=== Provided records ===

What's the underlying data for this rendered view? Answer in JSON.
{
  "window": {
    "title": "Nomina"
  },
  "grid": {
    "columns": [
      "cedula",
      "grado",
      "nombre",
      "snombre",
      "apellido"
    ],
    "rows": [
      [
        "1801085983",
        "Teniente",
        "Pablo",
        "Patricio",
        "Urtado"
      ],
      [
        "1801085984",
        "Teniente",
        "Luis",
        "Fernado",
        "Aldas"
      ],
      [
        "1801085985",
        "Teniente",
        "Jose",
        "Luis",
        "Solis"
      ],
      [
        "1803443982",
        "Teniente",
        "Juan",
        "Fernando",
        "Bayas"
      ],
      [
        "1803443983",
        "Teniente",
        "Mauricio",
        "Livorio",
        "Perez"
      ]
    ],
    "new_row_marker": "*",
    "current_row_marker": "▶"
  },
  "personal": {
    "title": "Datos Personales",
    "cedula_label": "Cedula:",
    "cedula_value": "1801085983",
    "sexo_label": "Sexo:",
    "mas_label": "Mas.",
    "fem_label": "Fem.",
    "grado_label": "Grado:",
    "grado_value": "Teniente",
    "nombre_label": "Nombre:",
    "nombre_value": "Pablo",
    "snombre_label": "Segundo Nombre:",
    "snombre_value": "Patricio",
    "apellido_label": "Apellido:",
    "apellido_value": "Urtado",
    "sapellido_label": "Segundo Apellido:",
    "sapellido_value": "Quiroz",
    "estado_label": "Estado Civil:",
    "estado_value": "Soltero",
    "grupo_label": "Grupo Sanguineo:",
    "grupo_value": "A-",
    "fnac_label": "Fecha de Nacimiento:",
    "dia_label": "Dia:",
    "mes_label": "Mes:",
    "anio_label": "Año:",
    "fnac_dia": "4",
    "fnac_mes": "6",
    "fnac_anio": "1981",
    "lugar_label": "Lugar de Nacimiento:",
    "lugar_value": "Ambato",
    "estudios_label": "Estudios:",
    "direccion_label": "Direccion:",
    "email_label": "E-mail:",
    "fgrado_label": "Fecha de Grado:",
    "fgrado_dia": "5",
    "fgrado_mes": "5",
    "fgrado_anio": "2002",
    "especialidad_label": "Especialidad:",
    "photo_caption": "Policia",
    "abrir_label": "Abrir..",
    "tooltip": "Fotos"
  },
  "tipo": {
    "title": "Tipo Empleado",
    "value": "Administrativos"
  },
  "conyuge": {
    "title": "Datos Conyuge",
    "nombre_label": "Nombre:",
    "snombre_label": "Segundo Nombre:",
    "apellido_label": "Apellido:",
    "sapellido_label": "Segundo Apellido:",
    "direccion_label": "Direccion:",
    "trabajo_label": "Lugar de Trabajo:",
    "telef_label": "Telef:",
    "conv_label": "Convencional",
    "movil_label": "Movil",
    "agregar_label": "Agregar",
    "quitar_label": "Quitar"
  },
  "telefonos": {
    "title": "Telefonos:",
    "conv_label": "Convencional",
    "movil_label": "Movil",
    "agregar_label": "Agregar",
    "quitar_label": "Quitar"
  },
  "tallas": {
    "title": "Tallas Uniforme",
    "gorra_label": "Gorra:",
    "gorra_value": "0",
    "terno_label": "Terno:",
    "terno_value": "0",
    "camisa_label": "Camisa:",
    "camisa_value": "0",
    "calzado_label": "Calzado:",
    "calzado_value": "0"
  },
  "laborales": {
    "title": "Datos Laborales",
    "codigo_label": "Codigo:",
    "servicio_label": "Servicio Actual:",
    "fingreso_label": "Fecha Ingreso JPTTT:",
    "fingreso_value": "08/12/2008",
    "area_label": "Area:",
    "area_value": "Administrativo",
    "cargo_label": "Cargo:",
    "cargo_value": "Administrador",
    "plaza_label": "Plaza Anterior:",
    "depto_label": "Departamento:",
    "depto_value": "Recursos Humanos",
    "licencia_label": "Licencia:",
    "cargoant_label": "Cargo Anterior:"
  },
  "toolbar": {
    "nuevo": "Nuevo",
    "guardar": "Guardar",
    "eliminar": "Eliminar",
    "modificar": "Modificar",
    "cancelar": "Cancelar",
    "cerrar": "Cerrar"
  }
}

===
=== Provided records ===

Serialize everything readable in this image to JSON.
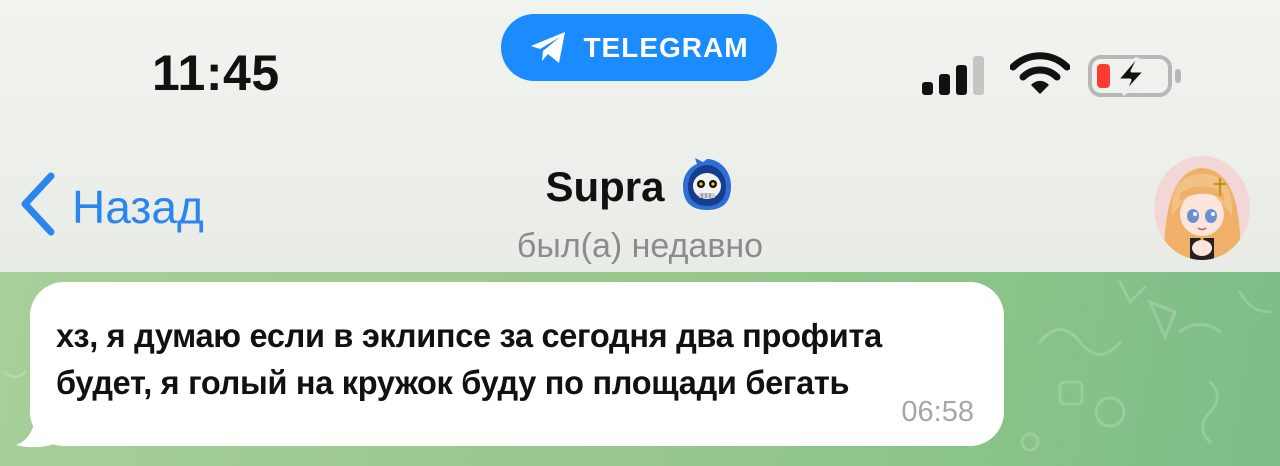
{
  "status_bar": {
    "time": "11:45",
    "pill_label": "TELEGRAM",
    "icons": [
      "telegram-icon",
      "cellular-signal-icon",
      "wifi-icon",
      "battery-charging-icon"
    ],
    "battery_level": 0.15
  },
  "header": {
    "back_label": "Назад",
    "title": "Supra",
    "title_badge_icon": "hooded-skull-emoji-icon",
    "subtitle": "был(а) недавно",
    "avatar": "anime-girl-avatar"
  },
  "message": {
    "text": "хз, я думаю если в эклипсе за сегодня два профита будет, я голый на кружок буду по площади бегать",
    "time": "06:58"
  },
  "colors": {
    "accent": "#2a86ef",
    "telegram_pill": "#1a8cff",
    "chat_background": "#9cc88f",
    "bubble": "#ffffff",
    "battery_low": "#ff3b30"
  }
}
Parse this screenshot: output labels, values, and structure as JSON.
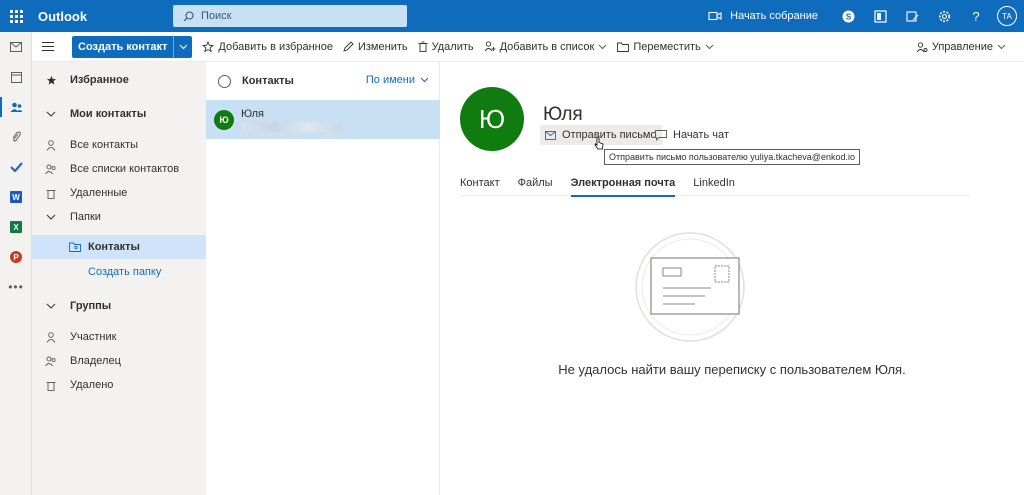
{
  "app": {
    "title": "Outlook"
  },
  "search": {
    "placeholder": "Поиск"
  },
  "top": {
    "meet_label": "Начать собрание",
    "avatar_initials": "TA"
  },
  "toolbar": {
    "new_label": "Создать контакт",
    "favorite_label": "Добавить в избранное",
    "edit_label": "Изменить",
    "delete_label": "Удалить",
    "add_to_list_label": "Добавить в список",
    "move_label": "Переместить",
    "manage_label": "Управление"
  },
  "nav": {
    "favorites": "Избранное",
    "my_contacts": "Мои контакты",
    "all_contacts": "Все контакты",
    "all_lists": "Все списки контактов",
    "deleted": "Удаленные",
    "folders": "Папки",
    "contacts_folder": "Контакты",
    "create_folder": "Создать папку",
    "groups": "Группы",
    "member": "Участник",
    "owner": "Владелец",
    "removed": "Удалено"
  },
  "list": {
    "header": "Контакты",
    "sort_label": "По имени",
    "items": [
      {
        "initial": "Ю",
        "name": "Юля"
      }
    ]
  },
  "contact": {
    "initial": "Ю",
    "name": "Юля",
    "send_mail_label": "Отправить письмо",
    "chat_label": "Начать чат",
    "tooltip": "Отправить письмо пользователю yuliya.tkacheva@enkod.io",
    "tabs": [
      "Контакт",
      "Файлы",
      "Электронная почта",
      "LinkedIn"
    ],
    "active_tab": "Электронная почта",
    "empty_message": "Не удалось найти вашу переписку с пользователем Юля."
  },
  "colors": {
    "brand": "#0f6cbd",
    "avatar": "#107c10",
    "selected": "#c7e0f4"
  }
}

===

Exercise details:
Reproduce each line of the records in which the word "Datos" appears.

Exercise output:
    "title": "Datos Personales",
    "title": "Datos Conyuge",
    "title": "Datos Laborales",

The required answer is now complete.